More stick than carrot?

Ryan Johnson, managing director of Emplas, suggests that a little more ‘stick’ may be required to encourage homeowners to get to grips with energy efficiency.

If you asked any of us “would you like to significantly reduce the cost of heating your home”, we’d all say “yes”. The challenge is the rate of return on that payback. In a second-time replacement market arguments about energy efficiency for the individual are far less compelling than they were 20 or 30 years ago.

While the industry quotes lots of headline figures about payback on new compared to old single-glazed windows, the reality is that 70% of windows replaced in the UK have already been done so once before. That means that the return on their replacement as an energy efficient home improvement, while not negated, is diminished.

This has implications for the way that we communicate the features and benefits of new windows. Working directly in retail through T&K, our home improvement business, energy efficiency is clearly on homeowners’ radar but conversations in our experience tends to move rapidly to security and aesthetics.

We see consumer demand for windows that offer a more sympathetic or defining appearance reflected in our own pull-through of colour and foiled product, which now accounts for more than 25% of all windows that we manufacture. This is also reflected in the demand that we have seen already for our new Optima flush casement.

If you compare those figures to the number of triple-glazed units we supply, it’s clear that energy efficiency has a limit – at the very least in what the homeowner is prepared to pay for it.

If we are serious about driving a shift in mind-set we need to make the energy efficiency of our homes a key infrastructure priority – and that requires a legislative approach.

The UK is committed to an 80% reduction in UK emissions relative to 1990 levels by 2050 under the Climate Change Act (2008). Currently, emissions are around 38% and stalling, which makes the thermal efficiency of our homes increasingly important.

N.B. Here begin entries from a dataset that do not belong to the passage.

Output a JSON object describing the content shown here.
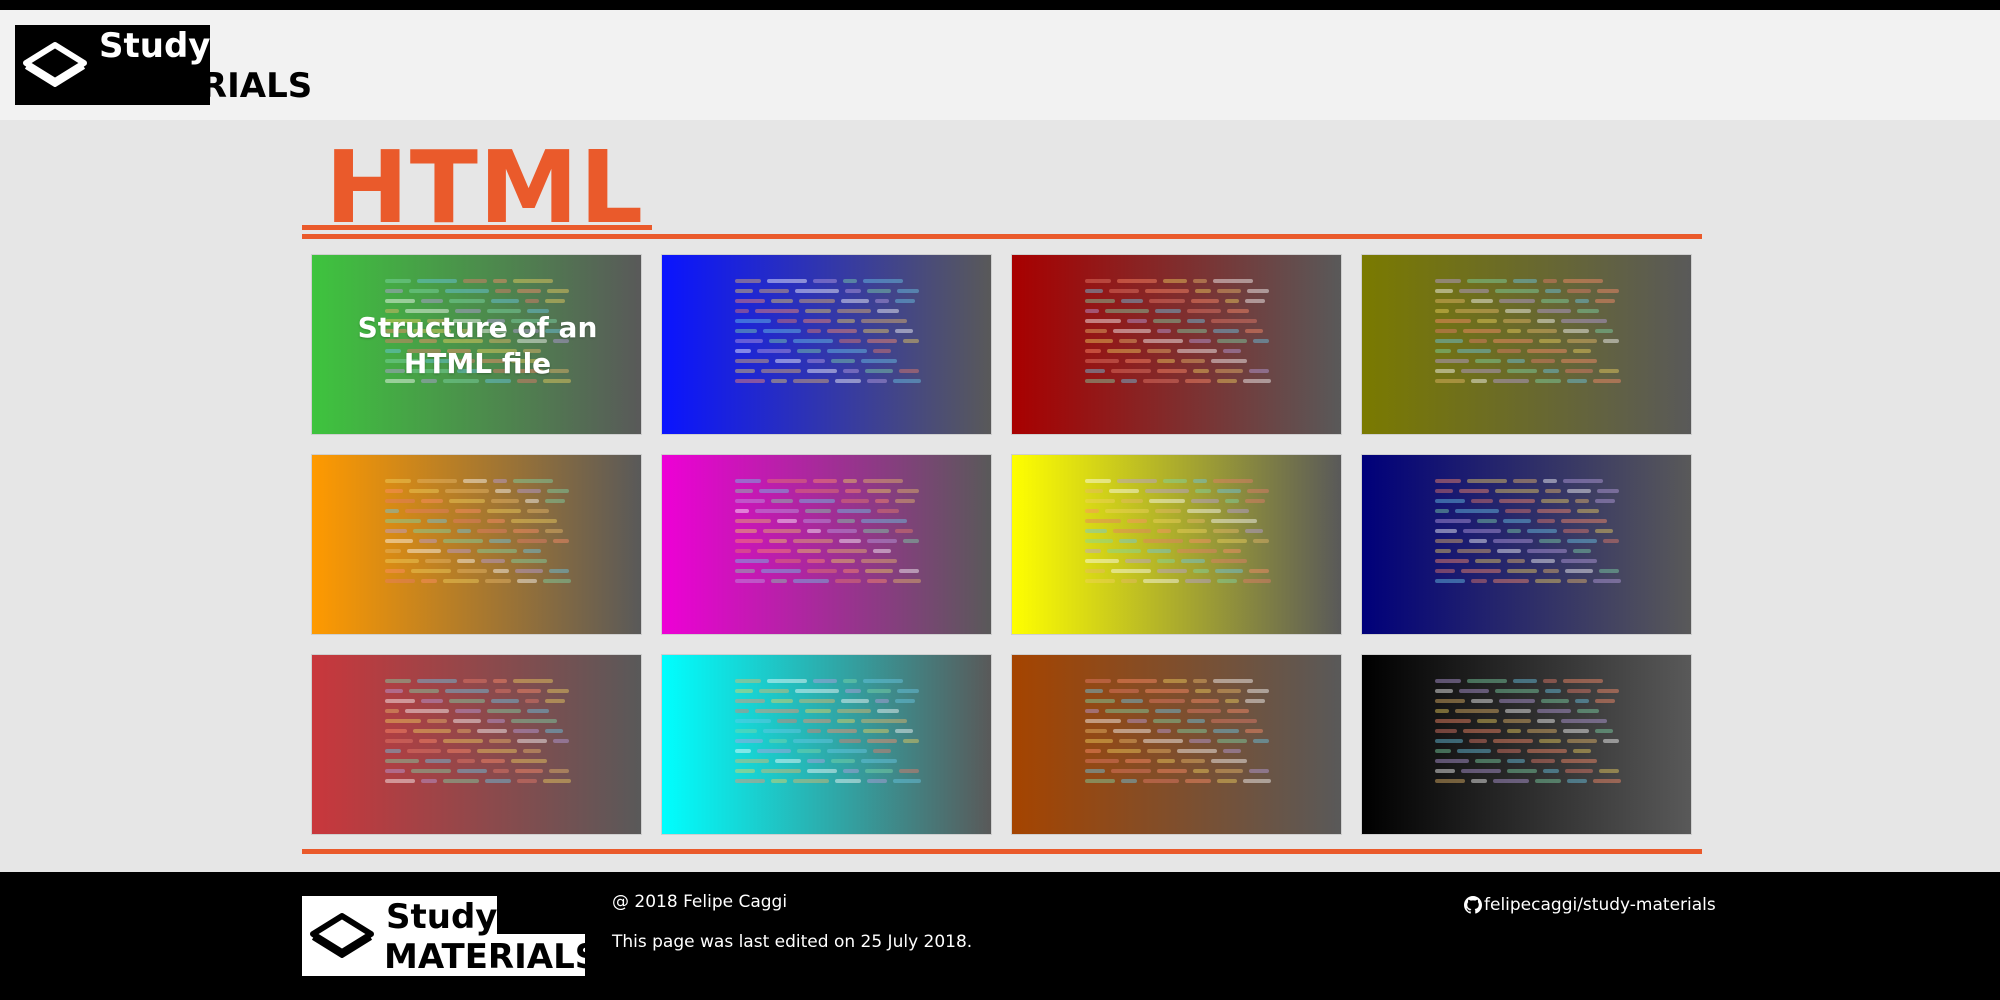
{
  "brand": {
    "line1": "Study",
    "line2": "MATERIALS"
  },
  "page": {
    "title": "HTML",
    "accent_color": "#ea5a2b"
  },
  "cards": [
    {
      "label": "Structure of an HTML file",
      "color": "#3ec43e"
    },
    {
      "label": "",
      "color": "#0a14ff"
    },
    {
      "label": "",
      "color": "#a80000"
    },
    {
      "label": "",
      "color": "#7a7a00"
    },
    {
      "label": "",
      "color": "#ff9a00"
    },
    {
      "label": "",
      "color": "#ee00d6"
    },
    {
      "label": "",
      "color": "#ffff00"
    },
    {
      "label": "",
      "color": "#00007a"
    },
    {
      "label": "",
      "color": "#c9373c"
    },
    {
      "label": "",
      "color": "#00ffff"
    },
    {
      "label": "",
      "color": "#a54400"
    },
    {
      "label": "",
      "color": "#000000"
    }
  ],
  "footer": {
    "copyright": "@ 2018 Felipe Caggi",
    "last_edited": "This page was last edited on 25 July 2018.",
    "repo": "felipecaggi/study-materials",
    "repo_icon": "github-icon"
  }
}
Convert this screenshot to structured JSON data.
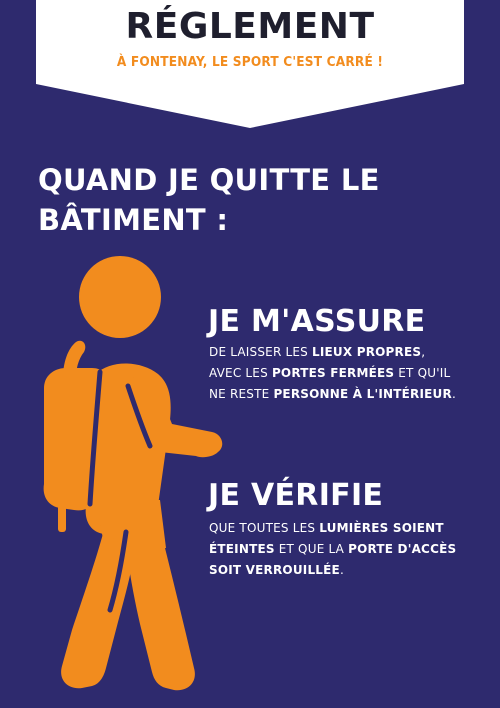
{
  "banner": {
    "title": "RÉGLEMENT",
    "subtitle": "À FONTENAY, LE SPORT C'EST CARRÉ !"
  },
  "heading": {
    "line1": "QUAND JE QUITTE LE",
    "line2": "BÂTIMENT :"
  },
  "assure": {
    "title": "JE M'ASSURE",
    "l1_a": "de laisser les ",
    "l1_b": "lieux propres",
    "l1_c": ",",
    "l2_a": "avec les ",
    "l2_b": "portes fermées",
    "l2_c": " et qu'il",
    "l3_a": "ne reste ",
    "l3_b": "personne à l'intérieur",
    "l3_c": "."
  },
  "verifie": {
    "title": "JE VÉRIFIE",
    "l1_a": "que toutes les ",
    "l1_b": "lumières soient",
    "l2_a": "éteintes",
    "l2_b": " et que la ",
    "l2_c": "porte d'accès",
    "l3_a": "soit verrouillée",
    "l3_b": "."
  },
  "colors": {
    "background": "#2e2a6e",
    "accent": "#f28c1e",
    "banner": "#ffffff",
    "text": "#ffffff"
  },
  "icons": {
    "figure": "walking-person-with-backpack-icon"
  }
}
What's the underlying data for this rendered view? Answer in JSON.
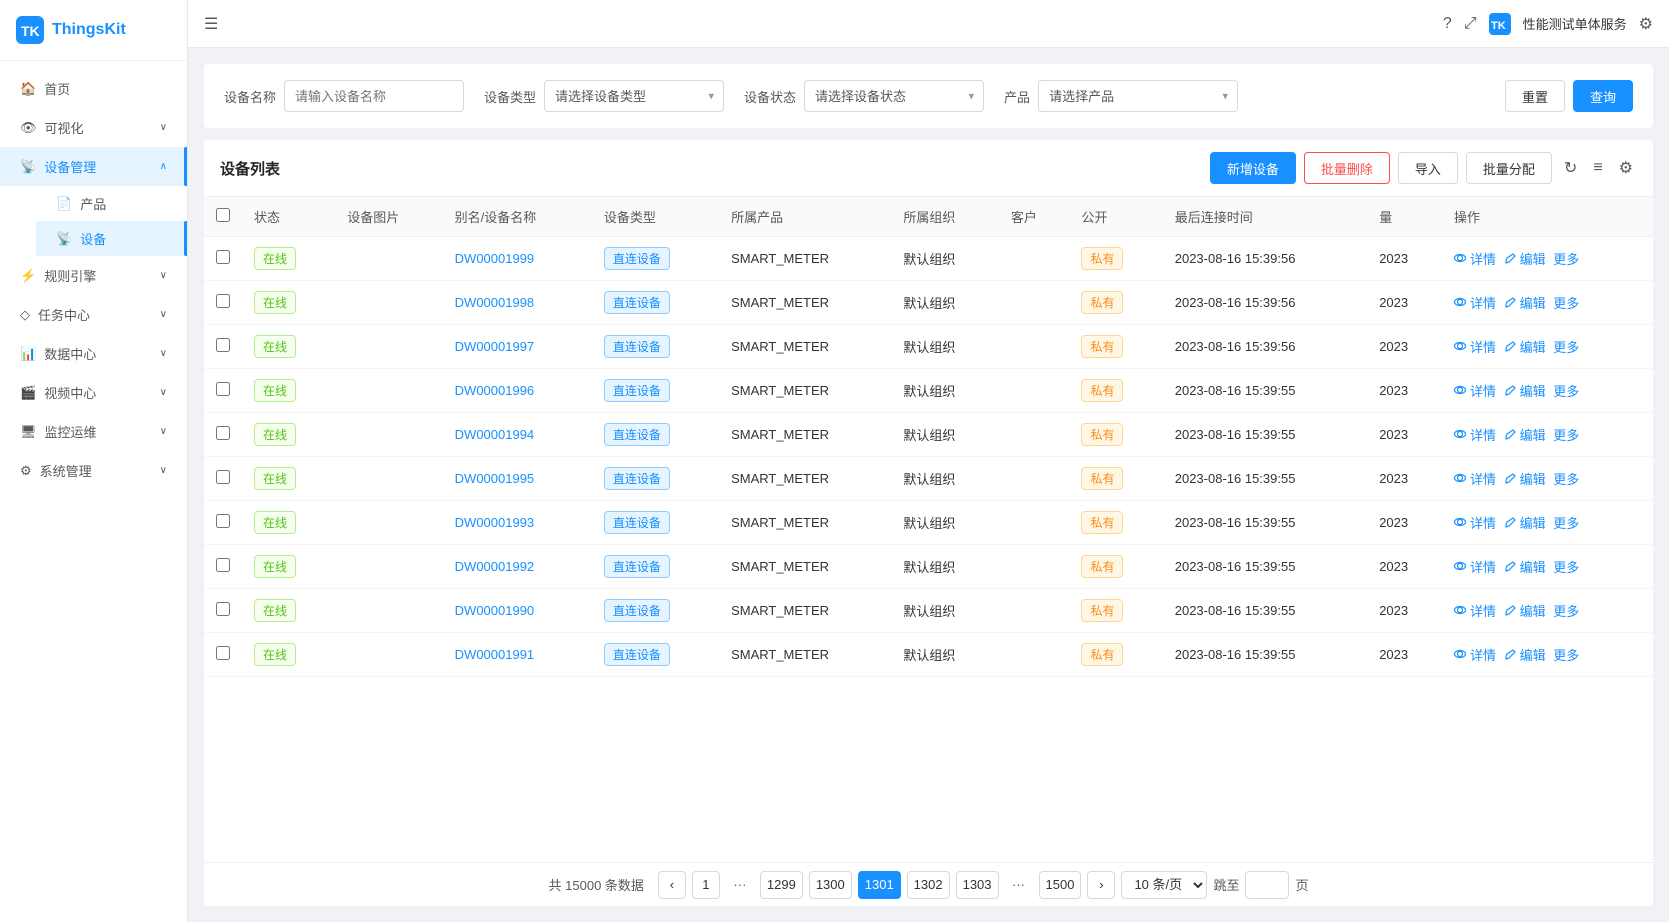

But with the Green Deal scrapped, no clear indication of where the government is going to go next, and with consumers unenthused about the prospect of paying more for triple-glazing, we’re a long way off target.

There are opportunities for us as industry to get better at how we sell energy efficiency to the homeowner. But this aside, I would argue that we’re now at a point where the government needs to get its act together and deliver real incentives to end users to invest in the energy efficiency of their properties.

For me, linking energy efficiency to the value of your home and to the cost of your mortgage, stamp duty or council tax is the obvious and most effective way of marketing energy efficiency to the end user.

This was a theme developed by the think tank Policy Exchange last year. It recommended that stamp duty should be linked to energy performance so it was reduced on the purchase of an energy efficient property and raised on a less efficient one.

It also recommends a rebate on stamp duty if new owners made energy efficient home improvements within 12-months of moving in. This would give a homeowner an immediate payback for upgrades.

A second recommendation suggested linking mortgage affordability tests to reflect running costs, which by definition would be reduced the more energy efficient a property is.

New generation energy efficient windows and doors deliver significant lifetime savings over single glazing and older IGUs but in a second-time replacement market that message is a little more diluted.

Persuading homeowners of the additional savings triple-glazed units can offer for not very much more money, is the logical step forward from industry. From government, it has to be a legislative response.

We need real incentives from government to encourage homeowners to spend hard earned cash on energy efficient home improvements – and cashback, or lower duties, is the way to do it.